> [WHAT TO DO]: What is needed is a faithful copy of all the entries, with no pictures in it.

> [TASK DATA]:
Segment Open
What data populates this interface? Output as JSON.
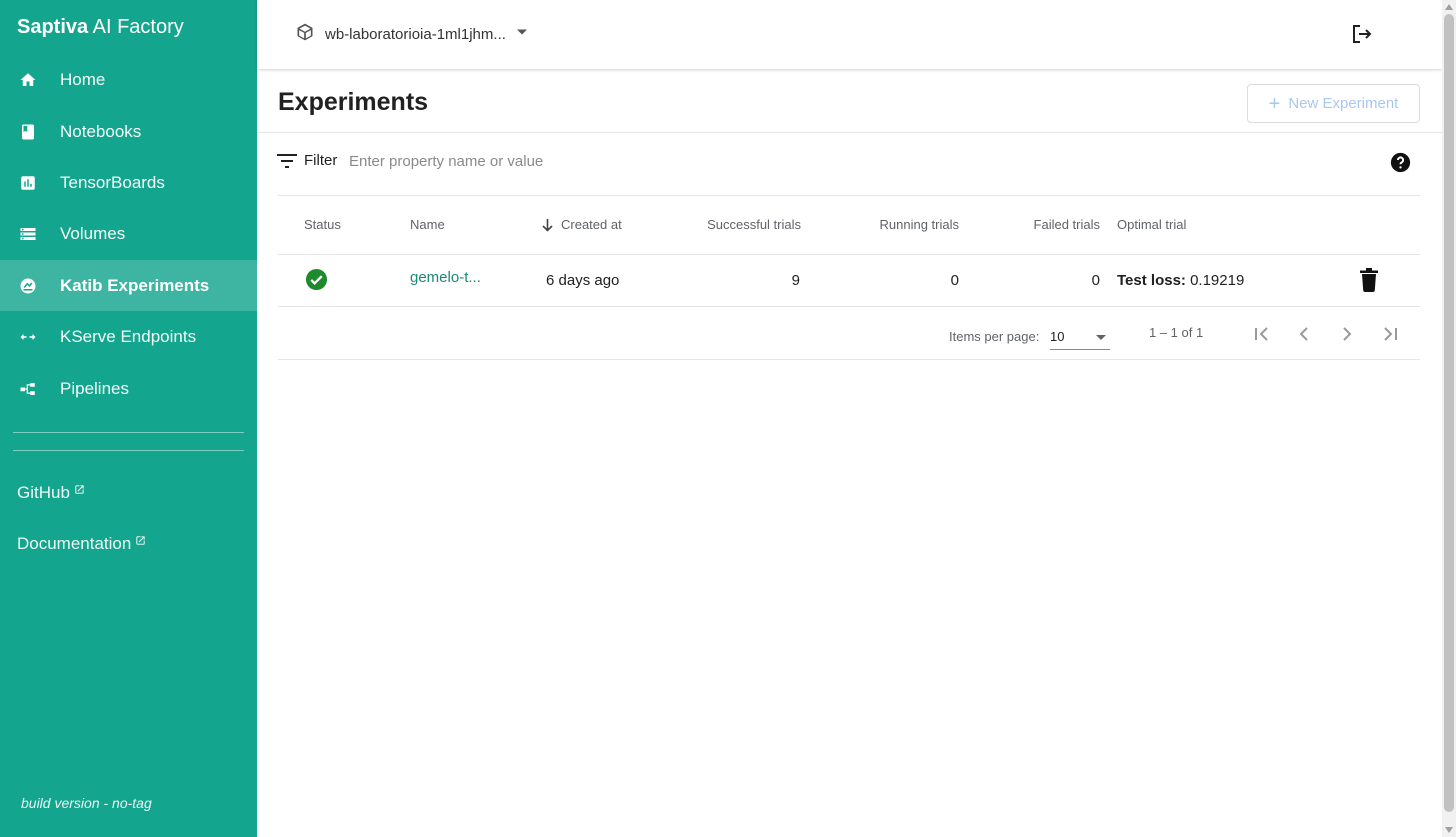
{
  "brand": {
    "name_bold": "Saptiva",
    "name_rest": " AI Factory"
  },
  "sidebar": {
    "items": [
      {
        "label": "Home",
        "icon": "home-icon"
      },
      {
        "label": "Notebooks",
        "icon": "notebook-icon"
      },
      {
        "label": "TensorBoards",
        "icon": "bar-chart-icon"
      },
      {
        "label": "Volumes",
        "icon": "storage-icon"
      },
      {
        "label": "Katib Experiments",
        "icon": "katib-icon",
        "active": true
      },
      {
        "label": "KServe Endpoints",
        "icon": "swap-horizontal-icon"
      },
      {
        "label": "Pipelines",
        "icon": "pipeline-icon"
      }
    ],
    "links": [
      {
        "label": "GitHub",
        "icon": "external-link-icon"
      },
      {
        "label": "Documentation",
        "icon": "external-link-icon"
      }
    ],
    "build": "build version - no-tag"
  },
  "topbar": {
    "namespace": "wb-laboratorioia-1ml1jhm...",
    "namespace_icon": "cube-icon",
    "logout_icon": "logout-icon"
  },
  "page": {
    "title": "Experiments",
    "new_button": "New Experiment"
  },
  "filter": {
    "label": "Filter",
    "placeholder": "Enter property name or value"
  },
  "table": {
    "columns": {
      "status": "Status",
      "name": "Name",
      "created": "Created at",
      "successful": "Successful trials",
      "running": "Running trials",
      "failed": "Failed trials",
      "optimal": "Optimal trial"
    },
    "rows": [
      {
        "status": "succeeded",
        "name": "gemelo-t...",
        "created": "6 days ago",
        "successful": "9",
        "running": "0",
        "failed": "0",
        "optimal_label": "Test loss:",
        "optimal_value": " 0.19219"
      }
    ]
  },
  "pagination": {
    "items_per_page_label": "Items per page:",
    "items_per_page": "10",
    "range": "1 – 1 of 1"
  },
  "colors": {
    "sidebar": "#14a58e",
    "link": "#1a8a7a",
    "success": "#1e8a2e",
    "disabled_button_text": "#a8c8f0"
  }
}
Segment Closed
> [OUTPUT FOR THIS EXERCISE]:
What data populates this interface? Output as JSON.
{
  "brand": {
    "name_bold": "Saptiva",
    "name_rest": " AI Factory"
  },
  "sidebar": {
    "items": [
      {
        "label": "Home",
        "icon": "home-icon"
      },
      {
        "label": "Notebooks",
        "icon": "notebook-icon"
      },
      {
        "label": "TensorBoards",
        "icon": "bar-chart-icon"
      },
      {
        "label": "Volumes",
        "icon": "storage-icon"
      },
      {
        "label": "Katib Experiments",
        "icon": "katib-icon",
        "active": true
      },
      {
        "label": "KServe Endpoints",
        "icon": "swap-horizontal-icon"
      },
      {
        "label": "Pipelines",
        "icon": "pipeline-icon"
      }
    ],
    "links": [
      {
        "label": "GitHub",
        "icon": "external-link-icon"
      },
      {
        "label": "Documentation",
        "icon": "external-link-icon"
      }
    ],
    "build": "build version - no-tag"
  },
  "topbar": {
    "namespace": "wb-laboratorioia-1ml1jhm...",
    "namespace_icon": "cube-icon",
    "logout_icon": "logout-icon"
  },
  "page": {
    "title": "Experiments",
    "new_button": "New Experiment"
  },
  "filter": {
    "label": "Filter",
    "placeholder": "Enter property name or value"
  },
  "table": {
    "columns": {
      "status": "Status",
      "name": "Name",
      "created": "Created at",
      "successful": "Successful trials",
      "running": "Running trials",
      "failed": "Failed trials",
      "optimal": "Optimal trial"
    },
    "rows": [
      {
        "status": "succeeded",
        "name": "gemelo-t...",
        "created": "6 days ago",
        "successful": "9",
        "running": "0",
        "failed": "0",
        "optimal_label": "Test loss:",
        "optimal_value": " 0.19219"
      }
    ]
  },
  "pagination": {
    "items_per_page_label": "Items per page:",
    "items_per_page": "10",
    "range": "1 – 1 of 1"
  },
  "colors": {
    "sidebar": "#14a58e",
    "link": "#1a8a7a",
    "success": "#1e8a2e",
    "disabled_button_text": "#a8c8f0"
  }
}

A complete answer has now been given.